- [Task to complete]
Every line of the data must be copied exactly.

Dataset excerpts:
►

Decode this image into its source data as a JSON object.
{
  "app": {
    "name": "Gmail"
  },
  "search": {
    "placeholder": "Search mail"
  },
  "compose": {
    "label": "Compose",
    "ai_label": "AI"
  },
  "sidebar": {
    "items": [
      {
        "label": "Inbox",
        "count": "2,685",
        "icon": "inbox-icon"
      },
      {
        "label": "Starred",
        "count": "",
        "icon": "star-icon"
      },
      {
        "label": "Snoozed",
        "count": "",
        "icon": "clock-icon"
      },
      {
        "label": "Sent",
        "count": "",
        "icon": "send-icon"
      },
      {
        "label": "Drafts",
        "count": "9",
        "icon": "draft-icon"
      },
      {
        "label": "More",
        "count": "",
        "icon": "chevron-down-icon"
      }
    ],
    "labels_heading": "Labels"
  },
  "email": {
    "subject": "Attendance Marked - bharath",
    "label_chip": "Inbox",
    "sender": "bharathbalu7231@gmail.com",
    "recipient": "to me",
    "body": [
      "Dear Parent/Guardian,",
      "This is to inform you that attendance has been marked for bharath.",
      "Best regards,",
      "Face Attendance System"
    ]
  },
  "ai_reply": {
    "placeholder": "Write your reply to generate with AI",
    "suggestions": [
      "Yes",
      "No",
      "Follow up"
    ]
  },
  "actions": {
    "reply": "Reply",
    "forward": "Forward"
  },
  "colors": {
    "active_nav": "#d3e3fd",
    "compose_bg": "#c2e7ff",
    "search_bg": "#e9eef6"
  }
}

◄

- [Solution to the exercise]
Decode this image into its source data as a JSON object.
{
  "app": {
    "name": "Gmail"
  },
  "search": {
    "placeholder": "Search mail"
  },
  "compose": {
    "label": "Compose",
    "ai_label": "AI"
  },
  "sidebar": {
    "items": [
      {
        "label": "Inbox",
        "count": "2,685",
        "icon": "inbox-icon"
      },
      {
        "label": "Starred",
        "count": "",
        "icon": "star-icon"
      },
      {
        "label": "Snoozed",
        "count": "",
        "icon": "clock-icon"
      },
      {
        "label": "Sent",
        "count": "",
        "icon": "send-icon"
      },
      {
        "label": "Drafts",
        "count": "9",
        "icon": "draft-icon"
      },
      {
        "label": "More",
        "count": "",
        "icon": "chevron-down-icon"
      }
    ],
    "labels_heading": "Labels"
  },
  "email": {
    "subject": "Attendance Marked - bharath",
    "label_chip": "Inbox",
    "sender": "bharathbalu7231@gmail.com",
    "recipient": "to me",
    "body": [
      "Dear Parent/Guardian,",
      "This is to inform you that attendance has been marked for bharath.",
      "Best regards,",
      "Face Attendance System"
    ]
  },
  "ai_reply": {
    "placeholder": "Write your reply to generate with AI",
    "suggestions": [
      "Yes",
      "No",
      "Follow up"
    ]
  },
  "actions": {
    "reply": "Reply",
    "forward": "Forward"
  },
  "colors": {
    "active_nav": "#d3e3fd",
    "compose_bg": "#c2e7ff",
    "search_bg": "#e9eef6"
  }
}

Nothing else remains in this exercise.